It has been awhile since I read this book, so I cannot include my original thoughts and notes into this review. However, it is not a terribly long or intimidating book. I highly recommend it.
My biggest takeaway from The E-Myth Revisited is that any business should be simplified into a series of systems. Once that is done, anyone can be plugged into any position and follow the instructions.
**spoiler alert** You can see from my ratings of the previous books that I loved this series.
The author is an expert at keeping the reader intrigued...more**spoiler alert** You can see from my ratings of the previous books that I loved this series.
The author is an expert at keeping the reader intrigued with descriptive text, lovable characters, and frequent highlights.
I laughed out loud multiple times, and I looked forward to the resolution of the series.
The biggest drawback to the book was that there was little wonder to how the book would end. There were no great sacrifices made by main characters, and everything seemed to go according to plan. The greatest surprise of the book could have been divined after reading the first chapter.
However, it is a book written primarily for young adults, even children. To that end, the book succeeds and excels at entertaining the reader.
I would definitely recommend this series to anyone who enjoys fiction or fantasy.(less)
Despite being a couple of years old, the book gives a profound summary of technology's role in globalizat...moreThe World is Flat is certainly an eye-opener.

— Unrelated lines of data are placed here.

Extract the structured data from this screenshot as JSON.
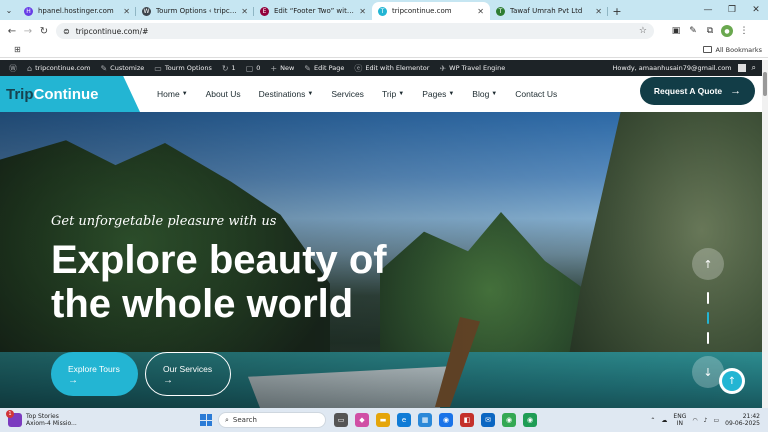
{
  "browser": {
    "tabs": [
      {
        "title": "hpanel.hostinger.com",
        "fav_color": "#673de6",
        "fav_glyph": "H"
      },
      {
        "title": "Tourm Options ‹ tripcontinue.co",
        "fav_color": "#3c434a",
        "fav_glyph": "W"
      },
      {
        "title": "Edit “Footer Two” with Elementor",
        "fav_color": "#92003b",
        "fav_glyph": "E"
      },
      {
        "title": "tripcontinue.com",
        "fav_color": "#23b5d3",
        "fav_glyph": "T"
      },
      {
        "title": "Tawaf Umrah Pvt Ltd",
        "fav_color": "#2e7d32",
        "fav_glyph": "T"
      }
    ],
    "active_tab_index": 3,
    "url": "tripcontinue.com/#",
    "all_bookmarks": "All Bookmarks"
  },
  "wp_admin": {
    "site": "tripcontinue.com",
    "customize": "Customize",
    "tourm_options": "Tourm Options",
    "updates_count": "1",
    "comments_count": "0",
    "new": "New",
    "edit_page": "Edit Page",
    "edit_elementor": "Edit with Elementor",
    "wp_travel_engine": "WP Travel Engine",
    "howdy": "Howdy, amaanhusain79@gmail.com"
  },
  "site": {
    "logo_part1": "Trip",
    "logo_part2": "Continue",
    "nav": [
      {
        "label": "Home",
        "dropdown": true
      },
      {
        "label": "About Us",
        "dropdown": false
      },
      {
        "label": "Destinations",
        "dropdown": true
      },
      {
        "label": "Services",
        "dropdown": false
      },
      {
        "label": "Trip",
        "dropdown": true
      },
      {
        "label": "Pages",
        "dropdown": true
      },
      {
        "label": "Blog",
        "dropdown": true
      },
      {
        "label": "Contact Us",
        "dropdown": false
      }
    ],
    "cta": "Request A Quote",
    "colors": {
      "accent": "#23b5d3",
      "dark": "#123d47"
    }
  },
  "hero": {
    "tagline": "Get unforgetable pleasure with us",
    "title_line1": "Explore beauty of",
    "title_line2": "the whole world",
    "btn_primary": "Explore Tours",
    "btn_secondary": "Our Services",
    "slide_count": 3,
    "active_slide": 2
  },
  "taskbar": {
    "news_title": "Top Stories",
    "news_sub": "Axiom-4 Missio...",
    "news_badge": "1",
    "search_placeholder": "Search",
    "lang_line1": "ENG",
    "lang_line2": "IN",
    "time": "21:42",
    "date": "09-06-2025"
  }
}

Despite being a couple of years old, the book gives a profound summary of technology's role in globalization and it's effect on modern day society.
I listened to this as an audio program on my daily commutes, and was intrigued by the rapid flattening of the world. I think that the decisions that our nation makes over the next decade will greatly influence our place in the world. We can remain a world leader by innovating and putting our labor force to work in advancing American technology and ideas, or we can cede our economic and world status to China and India as they graduate from highly educated laborers to world thought leaders.
On a macro level, I recognized that outsourcing will be a huge factor in my life. While I feel that my future career as a teacher is relatively safe from Indian outsourcing, that does not mean that I can be complacent in furthering my personal education and potential impact in my field.
The tools that have flattened the world can certainly be used in education. I could teach my high school class from Disneyland, or Uruguay. All I need is an internet connection.